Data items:
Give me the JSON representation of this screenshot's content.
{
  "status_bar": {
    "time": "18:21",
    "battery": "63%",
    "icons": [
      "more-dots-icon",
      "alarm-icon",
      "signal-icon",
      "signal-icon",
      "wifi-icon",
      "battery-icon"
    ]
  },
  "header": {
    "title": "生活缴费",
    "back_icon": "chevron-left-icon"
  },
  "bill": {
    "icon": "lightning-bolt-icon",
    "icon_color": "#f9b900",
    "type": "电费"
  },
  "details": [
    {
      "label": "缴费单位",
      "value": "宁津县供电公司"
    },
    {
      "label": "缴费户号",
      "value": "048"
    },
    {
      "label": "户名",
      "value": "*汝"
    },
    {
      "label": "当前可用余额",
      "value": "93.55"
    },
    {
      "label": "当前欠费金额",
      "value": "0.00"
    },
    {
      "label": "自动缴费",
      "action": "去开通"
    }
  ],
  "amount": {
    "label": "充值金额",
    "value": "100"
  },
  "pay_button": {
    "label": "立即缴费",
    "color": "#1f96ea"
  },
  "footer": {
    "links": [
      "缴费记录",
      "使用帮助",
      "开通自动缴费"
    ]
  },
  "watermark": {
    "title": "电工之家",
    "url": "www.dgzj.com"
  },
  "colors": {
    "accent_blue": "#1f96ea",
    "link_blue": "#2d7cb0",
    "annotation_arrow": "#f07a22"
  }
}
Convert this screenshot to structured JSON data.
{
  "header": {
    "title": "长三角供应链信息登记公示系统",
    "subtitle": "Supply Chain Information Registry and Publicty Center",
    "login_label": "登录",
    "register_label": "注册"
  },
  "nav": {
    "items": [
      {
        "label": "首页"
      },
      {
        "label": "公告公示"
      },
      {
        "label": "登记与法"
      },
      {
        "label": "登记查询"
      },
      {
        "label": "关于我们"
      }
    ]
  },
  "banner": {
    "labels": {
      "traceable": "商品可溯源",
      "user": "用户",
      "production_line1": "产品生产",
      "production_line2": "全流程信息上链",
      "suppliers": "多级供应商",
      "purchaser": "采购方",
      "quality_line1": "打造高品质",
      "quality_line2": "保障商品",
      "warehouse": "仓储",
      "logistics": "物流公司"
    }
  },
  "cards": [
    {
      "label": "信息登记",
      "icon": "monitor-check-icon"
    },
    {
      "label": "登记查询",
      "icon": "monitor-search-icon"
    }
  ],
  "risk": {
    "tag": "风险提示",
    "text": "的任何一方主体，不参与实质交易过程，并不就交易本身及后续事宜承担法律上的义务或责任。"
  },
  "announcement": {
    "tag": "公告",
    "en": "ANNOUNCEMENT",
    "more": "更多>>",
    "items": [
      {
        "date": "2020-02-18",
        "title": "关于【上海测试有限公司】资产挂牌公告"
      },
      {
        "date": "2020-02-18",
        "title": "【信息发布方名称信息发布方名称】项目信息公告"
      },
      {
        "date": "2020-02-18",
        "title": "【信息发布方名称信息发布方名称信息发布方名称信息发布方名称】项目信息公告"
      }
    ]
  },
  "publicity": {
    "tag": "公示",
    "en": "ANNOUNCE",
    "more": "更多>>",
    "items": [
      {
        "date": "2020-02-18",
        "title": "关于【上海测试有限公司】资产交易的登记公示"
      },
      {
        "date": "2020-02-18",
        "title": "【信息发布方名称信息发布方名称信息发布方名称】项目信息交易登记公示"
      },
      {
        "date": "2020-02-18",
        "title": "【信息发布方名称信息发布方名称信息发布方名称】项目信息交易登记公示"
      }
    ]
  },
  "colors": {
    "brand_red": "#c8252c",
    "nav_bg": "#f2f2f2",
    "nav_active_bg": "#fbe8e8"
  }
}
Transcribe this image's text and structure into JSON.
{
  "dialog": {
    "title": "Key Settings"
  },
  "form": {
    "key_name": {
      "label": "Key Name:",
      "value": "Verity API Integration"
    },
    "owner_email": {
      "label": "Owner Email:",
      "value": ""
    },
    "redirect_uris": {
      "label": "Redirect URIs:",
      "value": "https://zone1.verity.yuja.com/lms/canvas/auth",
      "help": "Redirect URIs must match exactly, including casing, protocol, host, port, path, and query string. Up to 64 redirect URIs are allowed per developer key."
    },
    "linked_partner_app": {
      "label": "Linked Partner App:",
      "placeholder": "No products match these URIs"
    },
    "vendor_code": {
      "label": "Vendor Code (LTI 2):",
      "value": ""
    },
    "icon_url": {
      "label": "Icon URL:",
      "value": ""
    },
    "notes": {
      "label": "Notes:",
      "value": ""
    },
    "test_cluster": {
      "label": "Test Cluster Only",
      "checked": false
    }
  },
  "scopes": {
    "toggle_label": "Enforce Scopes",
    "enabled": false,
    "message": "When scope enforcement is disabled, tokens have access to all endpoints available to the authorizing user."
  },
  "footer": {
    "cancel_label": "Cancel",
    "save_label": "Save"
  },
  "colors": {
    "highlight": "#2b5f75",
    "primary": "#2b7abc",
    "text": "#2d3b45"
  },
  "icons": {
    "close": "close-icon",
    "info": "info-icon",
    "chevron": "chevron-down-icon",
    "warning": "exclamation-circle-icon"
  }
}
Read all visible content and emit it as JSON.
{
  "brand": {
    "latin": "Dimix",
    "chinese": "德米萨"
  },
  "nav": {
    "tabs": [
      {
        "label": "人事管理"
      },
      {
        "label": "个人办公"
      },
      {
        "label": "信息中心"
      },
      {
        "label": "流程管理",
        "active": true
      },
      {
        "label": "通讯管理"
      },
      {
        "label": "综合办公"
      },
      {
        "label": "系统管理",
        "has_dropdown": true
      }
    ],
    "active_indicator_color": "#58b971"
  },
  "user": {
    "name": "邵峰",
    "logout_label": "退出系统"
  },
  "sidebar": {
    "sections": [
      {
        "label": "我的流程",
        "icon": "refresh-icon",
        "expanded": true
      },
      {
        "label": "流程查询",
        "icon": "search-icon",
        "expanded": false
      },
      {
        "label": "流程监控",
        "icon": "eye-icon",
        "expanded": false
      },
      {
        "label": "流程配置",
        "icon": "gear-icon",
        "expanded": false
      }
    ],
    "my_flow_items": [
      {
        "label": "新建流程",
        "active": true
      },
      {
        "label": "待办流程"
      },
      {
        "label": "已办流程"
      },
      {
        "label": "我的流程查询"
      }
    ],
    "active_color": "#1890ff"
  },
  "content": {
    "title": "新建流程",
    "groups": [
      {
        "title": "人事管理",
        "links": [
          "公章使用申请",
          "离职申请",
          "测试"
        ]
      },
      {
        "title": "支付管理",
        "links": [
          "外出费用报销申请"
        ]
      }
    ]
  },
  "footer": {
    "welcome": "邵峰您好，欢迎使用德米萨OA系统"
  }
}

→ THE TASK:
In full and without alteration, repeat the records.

→ TASK OUTPUT:
Give me the JSON representation of this screenshot's content.
{
  "status_bar": {
    "time": "18:21",
    "battery": "63%",
    "icons": [
      "more-dots-icon",
      "alarm-icon",
      "signal-icon",
      "signal-icon",
      "wifi-icon",
      "battery-icon"
    ]
  },
  "header": {
    "title": "生活缴费",
    "back_icon": "chevron-left-icon"
  },
  "bill": {
    "icon": "lightning-bolt-icon",
    "icon_color": "#f9b900",
    "type": "电费"
  },
  "details": [
    {
      "label": "缴费单位",
      "value": "宁津县供电公司"
    },
    {
      "label": "缴费户号",
      "value": "048"
    },
    {
      "label": "户名",
      "value": "*汝"
    },
    {
      "label": "当前可用余额",
      "value": "93.55"
    },
    {
      "label": "当前欠费金额",
      "value": "0.00"
    },
    {
      "label": "自动缴费",
      "action": "去开通"
    }
  ],
  "amount": {
    "label": "充值金额",
    "value": "100"
  },
  "pay_button": {
    "label": "立即缴费",
    "color": "#1f96ea"
  },
  "footer": {
    "links": [
      "缴费记录",
      "使用帮助",
      "开通自动缴费"
    ]
  },
  "watermark": {
    "title": "电工之家",
    "url": "www.dgzj.com"
  },
  "colors": {
    "accent_blue": "#1f96ea",
    "link_blue": "#2d7cb0",
    "annotation_arrow": "#f07a22"
  }
}
Convert this screenshot to structured JSON data.
{
  "header": {
    "title": "长三角供应链信息登记公示系统",
    "subtitle": "Supply Chain Information Registry and Publicty Center",
    "login_label": "登录",
    "register_label": "注册"
  },
  "nav": {
    "items": [
      {
        "label": "首页"
      },
      {
        "label": "公告公示"
      },
      {
        "label": "登记与法"
      },
      {
        "label": "登记查询"
      },
      {
        "label": "关于我们"
      }
    ]
  },
  "banner": {
    "labels": {
      "traceable": "商品可溯源",
      "user": "用户",
      "production_line1": "产品生产",
      "production_line2": "全流程信息上链",
      "suppliers": "多级供应商",
      "purchaser": "采购方",
      "quality_line1": "打造高品质",
      "quality_line2": "保障商品",
      "warehouse": "仓储",
      "logistics": "物流公司"
    }
  },
  "cards": [
    {
      "label": "信息登记",
      "icon": "monitor-check-icon"
    },
    {
      "label": "登记查询",
      "icon": "monitor-search-icon"
    }
  ],
  "risk": {
    "tag": "风险提示",
    "text": "的任何一方主体，不参与实质交易过程，并不就交易本身及后续事宜承担法律上的义务或责任。"
  },
  "announcement": {
    "tag": "公告",
    "en": "ANNOUNCEMENT",
    "more": "更多>>",
    "items": [
      {
        "date": "2020-02-18",
        "title": "关于【上海测试有限公司】资产挂牌公告"
      },
      {
        "date": "2020-02-18",
        "title": "【信息发布方名称信息发布方名称】项目信息公告"
      },
      {
        "date": "2020-02-18",
        "title": "【信息发布方名称信息发布方名称信息发布方名称信息发布方名称】项目信息公告"
      }
    ]
  },
  "publicity": {
    "tag": "公示",
    "en": "ANNOUNCE",
    "more": "更多>>",
    "items": [
      {
        "date": "2020-02-18",
        "title": "关于【上海测试有限公司】资产交易的登记公示"
      },
      {
        "date": "2020-02-18",
        "title": "【信息发布方名称信息发布方名称信息发布方名称】项目信息交易登记公示"
      },
      {
        "date": "2020-02-18",
        "title": "【信息发布方名称信息发布方名称信息发布方名称】项目信息交易登记公示"
      }
    ]
  },
  "colors": {
    "brand_red": "#c8252c",
    "nav_bg": "#f2f2f2",
    "nav_active_bg": "#fbe8e8"
  }
}
Transcribe this image's text and structure into JSON.
{
  "dialog": {
    "title": "Key Settings"
  },
  "form": {
    "key_name": {
      "label": "Key Name:",
      "value": "Verity API Integration"
    },
    "owner_email": {
      "label": "Owner Email:",
      "value": ""
    },
    "redirect_uris": {
      "label": "Redirect URIs:",
      "value": "https://zone1.verity.yuja.com/lms/canvas/auth",
      "help": "Redirect URIs must match exactly, including casing, protocol, host, port, path, and query string. Up to 64 redirect URIs are allowed per developer key."
    },
    "linked_partner_app": {
      "label": "Linked Partner App:",
      "placeholder": "No products match these URIs"
    },
    "vendor_code": {
      "label": "Vendor Code (LTI 2):",
      "value": ""
    },
    "icon_url": {
      "label": "Icon URL:",
      "value": ""
    },
    "notes": {
      "label": "Notes:",
      "value": ""
    },
    "test_cluster": {
      "label": "Test Cluster Only",
      "checked": false
    }
  },
  "scopes": {
    "toggle_label": "Enforce Scopes",
    "enabled": false,
    "message": "When scope enforcement is disabled, tokens have access to all endpoints available to the authorizing user."
  },
  "footer": {
    "cancel_label": "Cancel",
    "save_label": "Save"
  },
  "colors": {
    "highlight": "#2b5f75",
    "primary": "#2b7abc",
    "text": "#2d3b45"
  },
  "icons": {
    "close": "close-icon",
    "info": "info-icon",
    "chevron": "chevron-down-icon",
    "warning": "exclamation-circle-icon"
  }
}
Read all visible content and emit it as JSON.
{
  "brand": {
    "latin": "Dimix",
    "chinese": "德米萨"
  },
  "nav": {
    "tabs": [
      {
        "label": "人事管理"
      },
      {
        "label": "个人办公"
      },
      {
        "label": "信息中心"
      },
      {
        "label": "流程管理",
        "active": true
      },
      {
        "label": "通讯管理"
      },
      {
        "label": "综合办公"
      },
      {
        "label": "系统管理",
        "has_dropdown": true
      }
    ],
    "active_indicator_color": "#58b971"
  },
  "user": {
    "name": "邵峰",
    "logout_label": "退出系统"
  },
  "sidebar": {
    "sections": [
      {
        "label": "我的流程",
        "icon": "refresh-icon",
        "expanded": true
      },
      {
        "label": "流程查询",
        "icon": "search-icon",
        "expanded": false
      },
      {
        "label": "流程监控",
        "icon": "eye-icon",
        "expanded": false
      },
      {
        "label": "流程配置",
        "icon": "gear-icon",
        "expanded": false
      }
    ],
    "my_flow_items": [
      {
        "label": "新建流程",
        "active": true
      },
      {
        "label": "待办流程"
      },
      {
        "label": "已办流程"
      },
      {
        "label": "我的流程查询"
      }
    ],
    "active_color": "#1890ff"
  },
  "content": {
    "title": "新建流程",
    "groups": [
      {
        "title": "人事管理",
        "links": [
          "公章使用申请",
          "离职申请",
          "测试"
        ]
      },
      {
        "title": "支付管理",
        "links": [
          "外出费用报销申请"
        ]
      }
    ]
  },
  "footer": {
    "welcome": "邵峰您好，欢迎使用德米萨OA系统"
  }
}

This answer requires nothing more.